Many travelers choose to stay in Lahaina and Ka'anapli, as these towns offer plenty of options for lodging, as well as dining and nightlife. From a hotel in one of these towns, tourists can branch out on day trips to other nearby attractions on the island. There are also bed and breakfasts in town and a bit farther away for a quiet room as well as a host. For a longer stay on the island, a good option is to rent a condo, where guests have plenty of space as well as a kitchen.
Hana – The Hana Highway travels along the eastern edge of the island, winding along the mountains, passing black sand beaches (from the volcanic lava) and waterfalls. The scenic drive can take a few hours, as most travelers make many stops along the way to enjoy the views, the botanical gardens, and hikes in the rainforest. At the end of the drive, travelers will find the village of Hana, with a beautiful beach and a Hawaiian temple.
Pools of O'heo – Not far from Hana or Haleakala National Park are the Pools of O'heo, sometimes known as the Seven Sacred Pools. Waterfalls fill each of the pools, which are tiered down the mountain, making a beautiful background for a swim.

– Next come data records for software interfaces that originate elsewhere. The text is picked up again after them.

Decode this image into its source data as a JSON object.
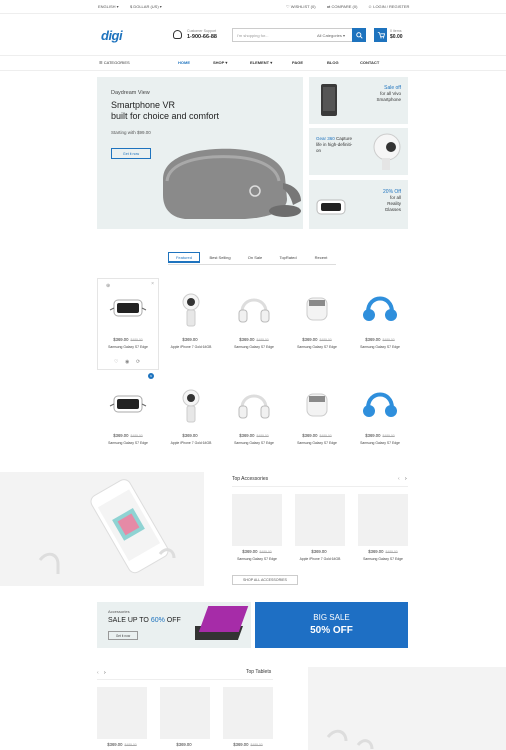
{
  "topbar": {
    "language": "ENGLISH",
    "currency": "$ DOLLAR (US)",
    "wishlist": "WISHLIST (0)",
    "compare": "COMPARE (0)",
    "login": "LOGIN / REGISTER"
  },
  "header": {
    "logo": "digi",
    "support_label": "Customer Support",
    "support_phone": "1-900-66-88",
    "search_placeholder": "I'm shopping for...",
    "category_select": "All Categories",
    "cart_label": "0 items",
    "cart_total": "$0.00"
  },
  "nav": {
    "categories": "CATEGORIES",
    "items": [
      "HOME",
      "SHOP",
      "ELEMENT",
      "PAGE",
      "BLOG",
      "CONTACT"
    ]
  },
  "hero": {
    "subtitle": "Daydream View",
    "title_line1": "Smartphone VR",
    "title_line2": "built for choice and comfort",
    "price": "Starting with $99.00",
    "button": "Get it now"
  },
  "side_banners": [
    {
      "line1": "Sale off",
      "line2": "for all Vivo",
      "line3": "Smartphone"
    },
    {
      "line1": "Gear 360",
      "line1b": " Capture",
      "line2": "life in high-definiti-",
      "line3": "on"
    },
    {
      "line1": "20% Off",
      "line2": "for all",
      "line3": "Reality",
      "line4": "Glasses"
    }
  ],
  "tabs": [
    "Featured",
    "Best Selling",
    "On Sale",
    "TopRated",
    "Recent"
  ],
  "products": [
    {
      "name": "Samsung Galaxy S7 Edge",
      "price": "$369.00",
      "old": "$489.00"
    },
    {
      "name": "Apple iPhone 7 Gold 64GB",
      "price": "$369.00",
      "old": ""
    },
    {
      "name": "Samsung Galaxy S7 Edge",
      "price": "$369.00",
      "old": "$489.00"
    },
    {
      "name": "Samsung Galaxy S7 Edge",
      "price": "$369.00",
      "old": "$489.00"
    },
    {
      "name": "Samsung Galaxy S7 Edge",
      "price": "$369.00",
      "old": "$489.00"
    },
    {
      "name": "Samsung Galaxy S7 Edge",
      "price": "$369.00",
      "old": "$489.00"
    },
    {
      "name": "Apple iPhone 7 Gold 64GB",
      "price": "$369.00",
      "old": ""
    },
    {
      "name": "Samsung Galaxy S7 Edge",
      "price": "$369.00",
      "old": "$489.00"
    },
    {
      "name": "Samsung Galaxy S7 Edge",
      "price": "$369.00",
      "old": "$489.00"
    },
    {
      "name": "Samsung Galaxy S7 Edge",
      "price": "$369.00",
      "old": "$489.00"
    }
  ],
  "accessories": {
    "title": "Top Accessories",
    "items": [
      {
        "name": "Samsung Galaxy S7 Edge",
        "price": "$369.00",
        "old": "$489.00"
      },
      {
        "name": "Apple iPhone 7 Gold 64GB",
        "price": "$369.00",
        "old": ""
      },
      {
        "name": "Samsung Galaxy S7 Edge",
        "price": "$369.00",
        "old": "$489.00"
      }
    ],
    "button": "SHOP ALL ACCESSORIES"
  },
  "promo": {
    "left_small": "Accessories",
    "left_title": "SALE UP TO ",
    "left_pct": "60%",
    "left_off": " OFF",
    "left_button": "Get it now",
    "right_line1": "BIG SALE",
    "right_line2": "50% OFF"
  },
  "tablets": {
    "title": "Top Tablets",
    "items": [
      {
        "price": "$369.00",
        "old": "$489.00"
      },
      {
        "price": "$369.00",
        "old": ""
      },
      {
        "price": "$369.00",
        "old": "$489.00"
      }
    ]
  },
  "colors": {
    "accent": "#1e73be",
    "hero_bg": "#eaf0f0",
    "promo_blue": "#1e6fc4"
  }
}
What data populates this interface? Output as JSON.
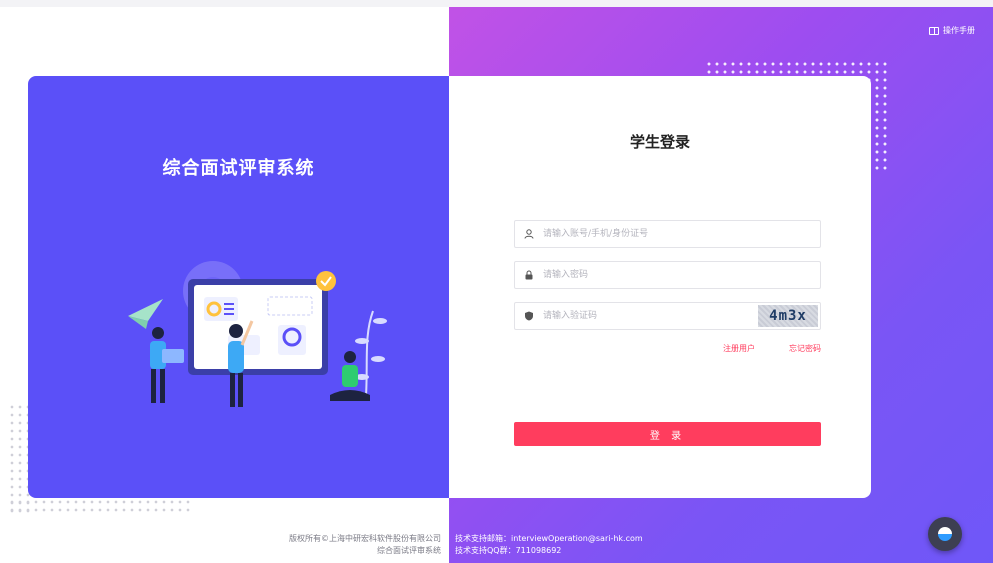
{
  "header": {
    "manual_label": "操作手册"
  },
  "left_panel": {
    "system_title": "综合面试评审系统"
  },
  "login": {
    "title": "学生登录",
    "account_placeholder": "请输入账号/手机/身份证号",
    "password_placeholder": "请输入密码",
    "captcha_placeholder": "请输入验证码",
    "captcha_text": "4m3x",
    "register_link": "注册用户",
    "forgot_link": "忘记密码",
    "submit_label": "登 录"
  },
  "footer": {
    "copyright": "版权所有©上海中研宏科软件股份有限公司",
    "system_name": "综合面试评审系统",
    "support_email": "技术支持邮箱：interviewOperation@sari-hk.com",
    "support_qq": "技术支持QQ群：711098692"
  },
  "colors": {
    "left_panel": "#5b50f8",
    "gradient_start": "#c152e6",
    "gradient_end": "#6f57f8",
    "accent": "#ff3d5e"
  }
}
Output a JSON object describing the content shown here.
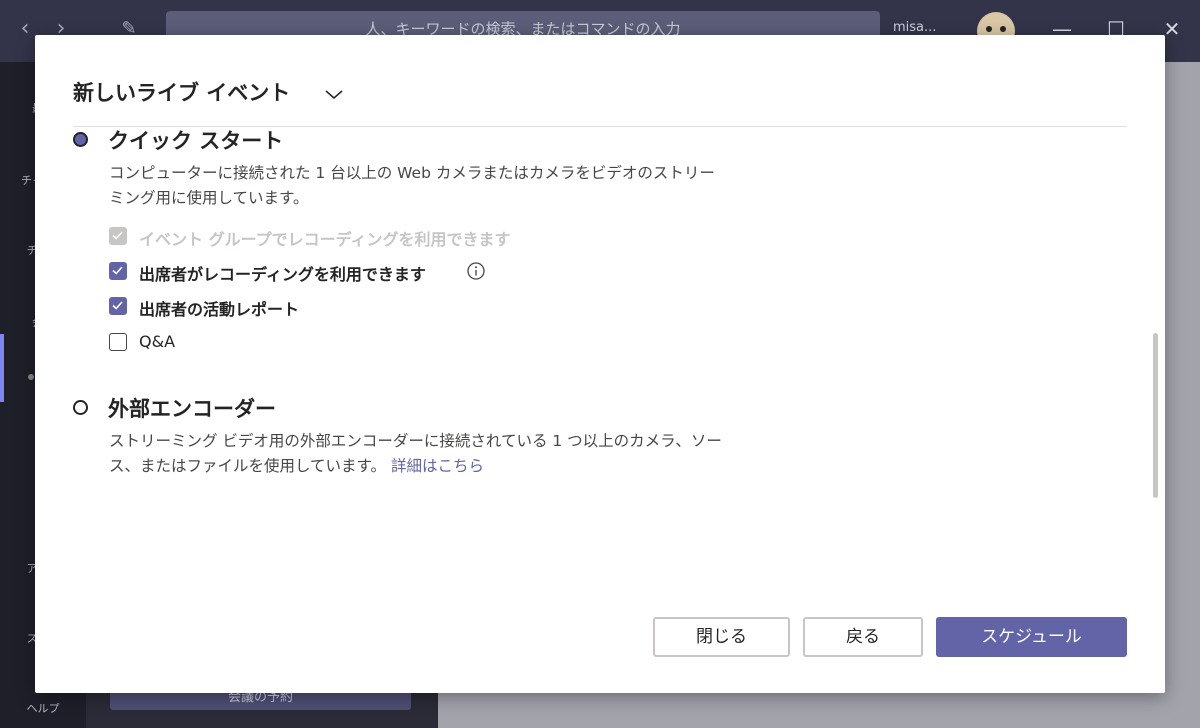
{
  "app": {
    "search_placeholder": "人、キーワードの検索、またはコマンドの入力",
    "user_name": "misa...",
    "rail": {
      "recent": "最新",
      "chat": "チャット",
      "teams": "チーム",
      "calendar": "会議",
      "apps": "アプリ",
      "help": "ヘルプ",
      "store": "ストア"
    },
    "bottom_button": "会議の予約"
  },
  "modal": {
    "title": "新しいライブ イベント",
    "options": [
      {
        "title": "クイック スタート",
        "selected": true,
        "description": "コンピューターに接続された 1 台以上の Web カメラまたはカメラをビデオのストリーミング用に使用しています。"
      },
      {
        "title": "外部エンコーダー",
        "selected": false,
        "description": "ストリーミング ビデオ用の外部エンコーダーに接続されている 1 つ以上のカメラ、ソース、またはファイルを使用しています。",
        "link": "詳細はこちら"
      }
    ],
    "checkboxes": [
      {
        "label": "イベント グループでレコーディングを利用できます",
        "checked": true,
        "disabled": true
      },
      {
        "label": "出席者がレコーディングを利用できます",
        "checked": true,
        "disabled": false
      },
      {
        "label": "出席者の活動レポート",
        "checked": true,
        "disabled": false
      },
      {
        "label": "Q&A",
        "checked": false,
        "disabled": false
      }
    ],
    "buttons": {
      "close": "閉じる",
      "back": "戻る",
      "schedule": "スケジュール"
    }
  },
  "colors": {
    "accent": "#6264a7",
    "title_bar": "#33344a",
    "disabled": "#c8c6c4"
  }
}
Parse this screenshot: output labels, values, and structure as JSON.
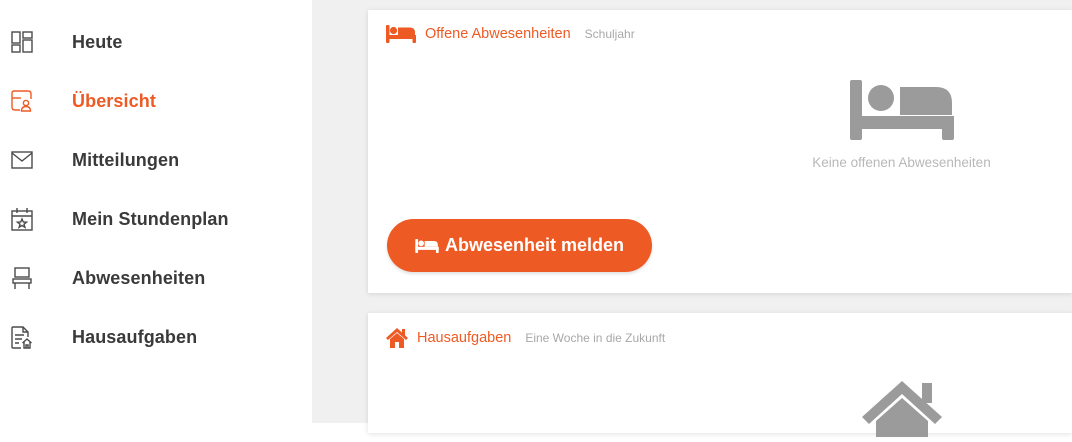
{
  "colors": {
    "accent": "#ee5a24",
    "text": "#3a3a3a",
    "muted": "#a8a8a8",
    "placeholder_icon": "#9b9b9b",
    "main_bg": "#f0f0f0"
  },
  "sidebar": {
    "items": [
      {
        "label": "Heute",
        "icon": "dashboard-grid-icon",
        "active": false
      },
      {
        "label": "Übersicht",
        "icon": "overview-profile-icon",
        "active": true
      },
      {
        "label": "Mitteilungen",
        "icon": "envelope-icon",
        "active": false
      },
      {
        "label": "Mein Stundenplan",
        "icon": "calendar-star-icon",
        "active": false
      },
      {
        "label": "Abwesenheiten",
        "icon": "chair-icon",
        "active": false
      },
      {
        "label": "Hausaufgaben",
        "icon": "document-home-icon",
        "active": false
      }
    ]
  },
  "absences_card": {
    "title": "Offene Abwesenheiten",
    "subtitle": "Schuljahr",
    "icon": "bed-icon",
    "empty_text": "Keine offenen Abwesenheiten",
    "empty_icon": "bed-icon",
    "button_label": "Abwesenheit melden",
    "button_icon": "bed-icon"
  },
  "homework_card": {
    "title": "Hausaufgaben",
    "subtitle": "Eine Woche in die Zukunft",
    "icon": "house-icon",
    "empty_icon": "house-icon"
  }
}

Haleakala National Park – Maui's highest peak and volcanic crater, Haleakala is about 10,000 feet above sea level. After the long windy road up to the crater, visitors can hike around the rim and down into the crater, and feel as though they've landed on the moon.
Lahaina – Maui's biggest town, Lahaina is a popular destination for visitors to Maui. The town offers an active nightlife, as well as a harbor from which Humpback whale watching tours depart. The best time to catch a glimpse of a whale is during February and March
Banyan Tree Park – What looks like a grove of trees, Banyan Tree Park in Lahaina is just one tree, though it takes up the entire block. The banyan tree's aerial root system has created the massive tree, which has sixteen trunks, or roots.
Ka'anapali – Not far from Lahaina, Ka'anapali is a town with hiking trails and beaches. Black Rock (Pu'u Keka'a), a landmark formed by volcanic rock, is situated on the beach. Many beach-goers jump off the rock into the ocean, though there are many legends surrounding Pu'u Keka'a.
Nakalele Point Blowhole – The rock formations along the coast allow waves to splash up through a hole in the rocks, resembling the blast of a whale's blowhole.
Water recreation – Maui beaches are great for snorkeling, scuba diving, kayaking, canoeing, windsurfing, and boating. Maui is one of the top destinations for humpback whale watching.
Maui has a few options for nightlife, like luaus, restaurants with outdoor seating, and bars. Some of the top luaus are the Old Lahaina Luau, and Polynesian Village Luau. Most of the options for nightlife are located in downtown Lahaina, where there are restaurants and bars. For a local treat, enjoy a beer from Maui Brewing Company in Ka'anapali.
Last Updated On : March 13, 2013